Sunday, August 27, 2006
The Subject of Domestic Violence
Many people will see a woman ( or have a friend) come in to work with large sunglasses on. The sky is gray and the weather doesn't warrant shading of any sun from the eyes. Co-workers look at her like, "this bitch is a diva!" or "She's crazy!" But what they don't realize, until the head manager tells her to 86 the shades, that she has a black eye.
People will question, why in the hell does she stay with a guy who beats her. Well, an empirical test of traumatic bonding theory, the notion that strong emotional attachments are formed by intermittent abuse, was reported by many doctors. You think to yourself, THIS DOESN'T SEEM POSSIBLE! Then you tell yourself, IF ANY MAN HIT ME HE'D BE TAKING A LONG RIDE TO THE MORGUE IN A HEARSE!
Yet, In-depth assessments (interviews plus questionnaires) were conducted on 75 women who had recently left abusive relationships, 50 where physical violence had occurred. The study found support for the effect of relationship dynamic factors such as extremity of intermittent maltreatment and power differentials on long-term felt attachment for a former partner, experienced trauma symptoms, and self-esteem, immediately after separation from an abusive partner and again after a six month interim.
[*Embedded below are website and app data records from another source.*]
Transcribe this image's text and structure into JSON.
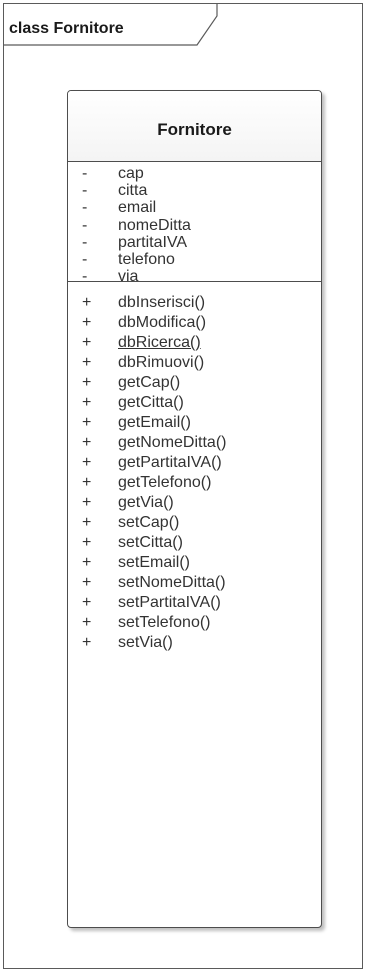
{
  "frame": {
    "title": "class Fornitore"
  },
  "class": {
    "name": "Fornitore",
    "attributes": [
      {
        "visibility": "-",
        "name": "cap"
      },
      {
        "visibility": "-",
        "name": "citta"
      },
      {
        "visibility": "-",
        "name": "email"
      },
      {
        "visibility": "-",
        "name": "nomeDitta"
      },
      {
        "visibility": "-",
        "name": "partitaIVA"
      },
      {
        "visibility": "-",
        "name": "telefono"
      },
      {
        "visibility": "-",
        "name": "via"
      }
    ],
    "operations": [
      {
        "visibility": "+",
        "name": "dbInserisci()",
        "static": false
      },
      {
        "visibility": "+",
        "name": "dbModifica()",
        "static": false
      },
      {
        "visibility": "+",
        "name": "dbRicerca()",
        "static": true
      },
      {
        "visibility": "+",
        "name": "dbRimuovi()",
        "static": false
      },
      {
        "visibility": "+",
        "name": "getCap()",
        "static": false
      },
      {
        "visibility": "+",
        "name": "getCitta()",
        "static": false
      },
      {
        "visibility": "+",
        "name": "getEmail()",
        "static": false
      },
      {
        "visibility": "+",
        "name": "getNomeDitta()",
        "static": false
      },
      {
        "visibility": "+",
        "name": "getPartitaIVA()",
        "static": false
      },
      {
        "visibility": "+",
        "name": "getTelefono()",
        "static": false
      },
      {
        "visibility": "+",
        "name": "getVia()",
        "static": false
      },
      {
        "visibility": "+",
        "name": "setCap()",
        "static": false
      },
      {
        "visibility": "+",
        "name": "setCitta()",
        "static": false
      },
      {
        "visibility": "+",
        "name": "setEmail()",
        "static": false
      },
      {
        "visibility": "+",
        "name": "setNomeDitta()",
        "static": false
      },
      {
        "visibility": "+",
        "name": "setPartitaIVA()",
        "static": false
      },
      {
        "visibility": "+",
        "name": "setTelefono()",
        "static": false
      },
      {
        "visibility": "+",
        "name": "setVia()",
        "static": false
      }
    ]
  }
}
But the main question that surrounds this blog entry is: How does one get away from the abusive relationship?
Battered women usually undergo several shifts in their thinking about the abuse before leaving permanently. A stress-process framework is used to explain the seemingly paradoxical finding that some women just out of the abusive relationship may have greater psychological difficulties than those who are still in it. Think about it. If all you know is pain caused by the hands of a misogynistic, drunk or mentally deranged man, you don't know quit how to live without it. And for those experiencing the most stress, psychological health can worsen over time. Society, researchers and doctors need to pay more attention to the plight of women who have left abusive partners.
I personally believe if a woman gets enough of getting the crap beat out of her, she'll leave. But there in lies the problem. What if she wants to leave and is too scared? Do we leave this woman in this situation and wait for her to be severely beaten or killed?
There are plenty of avenues for battered women to turn to. But I must say, and this may cause problems, woman who are ready to come out of the situation, will. Those women who are not sure of feel as though they "love" they man that is beating them will keep running back to him constantly because she believe that is the only place for her to go. God forbid there are children involved.
The truth is that women need to develop the nerve to leave on their own. Just the same as a drug addict going to rehab. You can spend tons of money in a place like that but if that person is not yet ready to stop then they will keep looking for the drugs. This is a sad thing to say, and I'm not writing this post as a doctor. I am writing this post as a man who has had friends in abusive relationships. It's best to wait until she is fed up, then help her. It might seem like negligence, but it aint. She will continue to go back to the same bullshit(if she's not ready to end it) until she dies or is put in the hospital. Sometimes, the hardest way is the best.
Woman who are experiencing physical or mental abuse from your mate, please click on the link below to get more information and help. If you know of someone who is going through this, please direct them towards the light by clicking Abused Adult Resource Center. Much love, peace and empathy to all.
Technorati tags:domestic violence, relationships, love
Posted by Poetiq Expression at 27.8.06